There have been many critiques of Neochartalism. Almost all of them, simply ignore the most important issue which makes Neochartalism the so-called “Modern Monetary Theory”, a chimera. A delusion.
Bill Mitchell has written a post on his blog about the balance-of-payments constraint, which among other things makes fun of physical appearance of Nicholas Kaldor. In that he correctly recognizes Nicholas Kaldor as the main proponent of this idea. Mitchell rightly represents Kaldor’s views:
In fact, Kaldor thought that exports were the only true ‘exogenous’ source of income growth, given that household consumption and business investment are considered to be ‘endogenously’ driven by fluctuations in (national) income itself.
In the post, Bill Mitchell doesn’t offer any argument as to why the literature behind it is supposedly wrong. He quotes Australia’s example but doesn’t recognize that Australia’s growth rate fits Thirlwall’s law. Had Australia grown much faster, its international indebtedness would grow to a much bigger size than now, which means its growth is limited by the balance of payments constraint.
Instead, Mitchell’s main point is:
While Thirlwall adopted a Keynesian position, the ‘balance of payments constraint’ he defined has underpinned the obsession with export-led growth strategies. It is a case where the IMF and others have co-opted the ‘Keynesian’ literature to impose neo-liberal solutions on nations.
In part, this is because ‘Keynesian’ literature was flawed.
Supposedly, its the Kaldorians who succumb into policies of the IMF because of their confusions! This is quite funny, given that Nicholas Kaldor was quite opposed to free trade which imposes a huge constraint on nation’s fortunes. In fact Kaldor and his colleagues at Cambridge were advocating import controls for Britain, which is obviously not a right-wing solution and was opposed by all.

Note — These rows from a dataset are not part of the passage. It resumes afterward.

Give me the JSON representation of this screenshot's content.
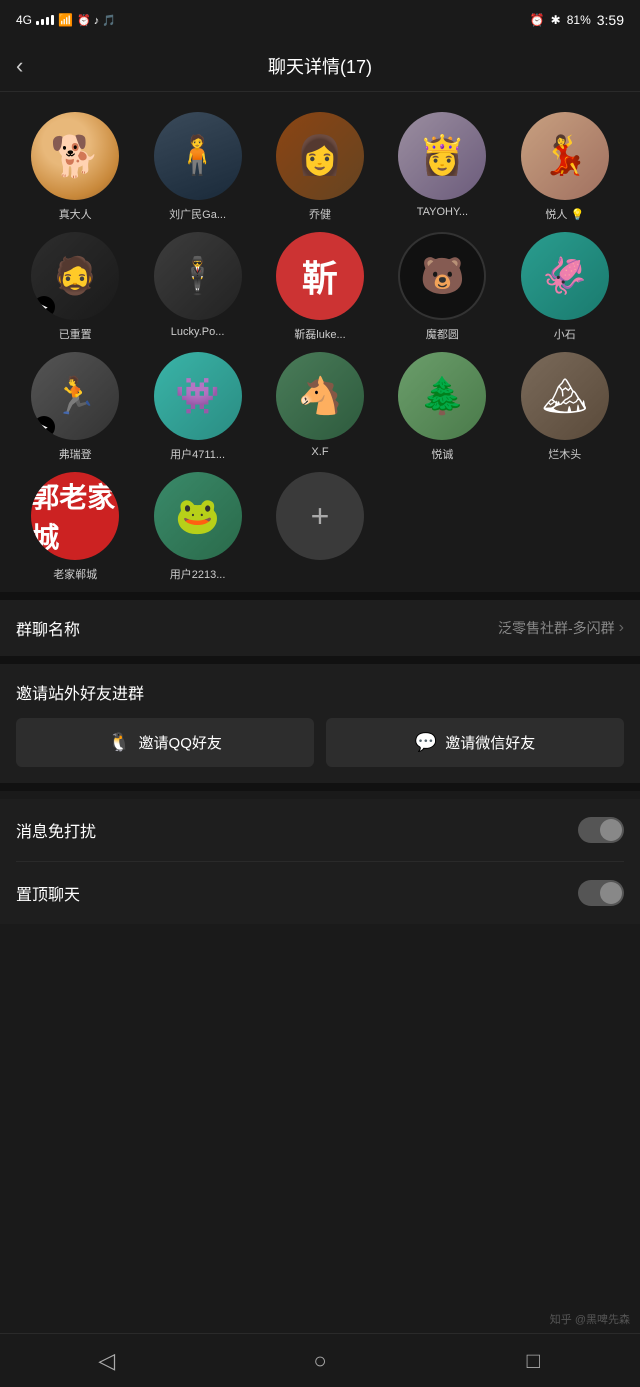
{
  "statusBar": {
    "network": "4G",
    "signal": "4G",
    "time": "3:59",
    "battery": "81%"
  },
  "header": {
    "title": "聊天详情(17)",
    "backLabel": "‹"
  },
  "members": [
    {
      "id": 1,
      "name": "真大人",
      "avatarType": "shiba",
      "emoji": "🐕"
    },
    {
      "id": 2,
      "name": "刘广民Ga...",
      "avatarType": "man",
      "emoji": "👤"
    },
    {
      "id": 3,
      "name": "乔健",
      "avatarType": "girl1",
      "emoji": "👩"
    },
    {
      "id": 4,
      "name": "TAYOHY...",
      "avatarType": "lady",
      "emoji": "👸"
    },
    {
      "id": 5,
      "name": "悦人 💡",
      "avatarType": "vintage",
      "emoji": "💃"
    },
    {
      "id": 6,
      "name": "已重置",
      "avatarType": "glasses",
      "emoji": "🕶"
    },
    {
      "id": 7,
      "name": "Lucky.Po...",
      "avatarType": "suit",
      "emoji": "🕴"
    },
    {
      "id": 8,
      "name": "靳磊luke...",
      "avatarType": "hanzi",
      "text": "靳"
    },
    {
      "id": 9,
      "name": "魔都圆",
      "avatarType": "bear",
      "emoji": "🐻"
    },
    {
      "id": 10,
      "name": "小石",
      "avatarType": "monster",
      "emoji": "👾"
    },
    {
      "id": 11,
      "name": "弗瑞登",
      "avatarType": "runner",
      "emoji": "🏃"
    },
    {
      "id": 12,
      "name": "用户4711...",
      "avatarType": "monster2",
      "emoji": "👾"
    },
    {
      "id": 13,
      "name": "X.F",
      "avatarType": "horse",
      "emoji": "🐴"
    },
    {
      "id": 14,
      "name": "悦诚",
      "avatarType": "nature",
      "emoji": "🌿"
    },
    {
      "id": 15,
      "name": "烂木头",
      "avatarType": "outdoor",
      "emoji": "🏔"
    },
    {
      "id": 16,
      "name": "老家郸城",
      "avatarType": "郭",
      "text": "郭"
    },
    {
      "id": 17,
      "name": "用户2213...",
      "avatarType": "frog",
      "emoji": "🐸"
    }
  ],
  "addButton": {
    "label": "+"
  },
  "groupName": {
    "label": "群聊名称",
    "value": "泛零售社群-多闪群"
  },
  "inviteSection": {
    "title": "邀请站外好友进群",
    "qqButton": "邀请QQ好友",
    "wechatButton": "邀请微信好友"
  },
  "toggles": [
    {
      "id": "dnd",
      "label": "消息免打扰",
      "enabled": false
    },
    {
      "id": "pin",
      "label": "置顶聊天",
      "enabled": false
    }
  ],
  "bottomNav": {
    "back": "◁",
    "home": "○",
    "recent": "□"
  },
  "watermark": "知乎 @黑啤先森"
}
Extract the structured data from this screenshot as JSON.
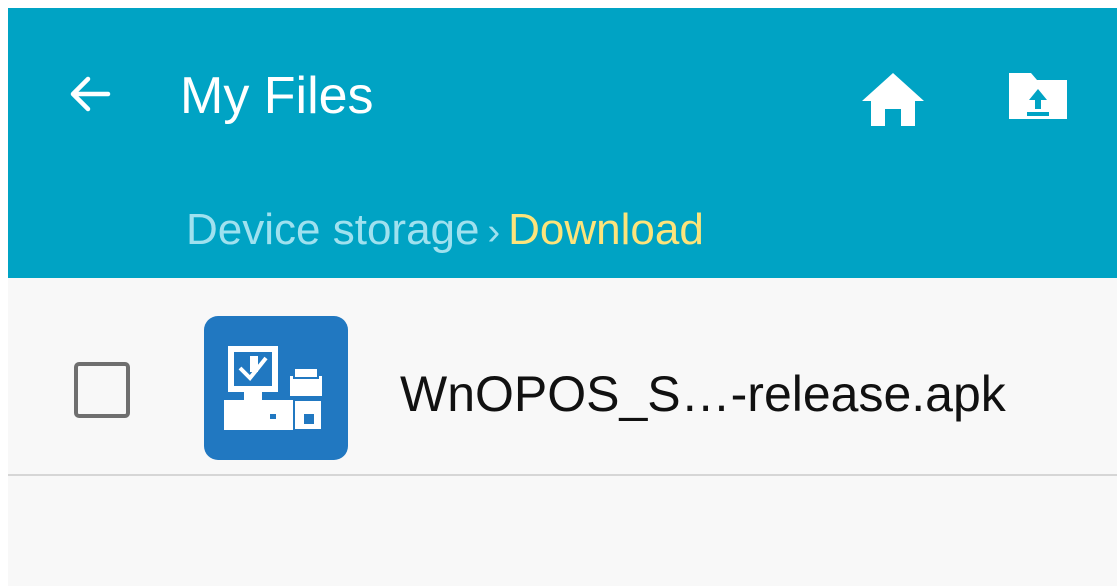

One of my favourite articles is Foundations And Implications Of Free Trade Theory by Nicholas Kaldor, written in Unemployment In Western Countries – Proceedings Of A Conference Held By The International Economics Association At Bischenberg, France.
Nicholas Kaldor on free trade
Kaldor main point in the essay is a major opposite to the doctrine of free trade. Free trade is a policy of international organizations such as the IMF. So it’s not Nicholas Kaldor and others who are being fooled by the IMF, but Neochartalists themselves who think that if nations simply float their currencies, they get rid of their external constraint.
Owing to increasing returns in processing activities (in manufactures) success breeds further success and failure begets more failure. Another Swedish economist, Gunnar Myrdal called this’the principle of circular and cumulative causation’.
It is as a result of this that free trade in the field of manfactured goods led to the concentration of manufacturing production in certain areas – to a ‘polarization process’ which inhibits the growth of such activitiesin some areas and concentrates them on others.
So as you see, there is an opposition to the “consensus” view. But according to Neochartalists, there is no problem with free trade: just expand domestic demand by fiscal policy. Imports are benefits, exports are costs according to them!
The main point of the post is that it is Neochartalists whose views are orthodox, not other Post-Keynesians following the work of Nicholas Kaldor. It’s funny of them to assert the other way. Look at it this way: opposition to free trade requires import controls, tariffs and things such as that. Is that the mainstream view – to put tariffs? However it is funny if you see a Neochartalist arguing against free trade as it would mean an inconsistency. If fiscal policy alone can bring full employment, why oppose free trade?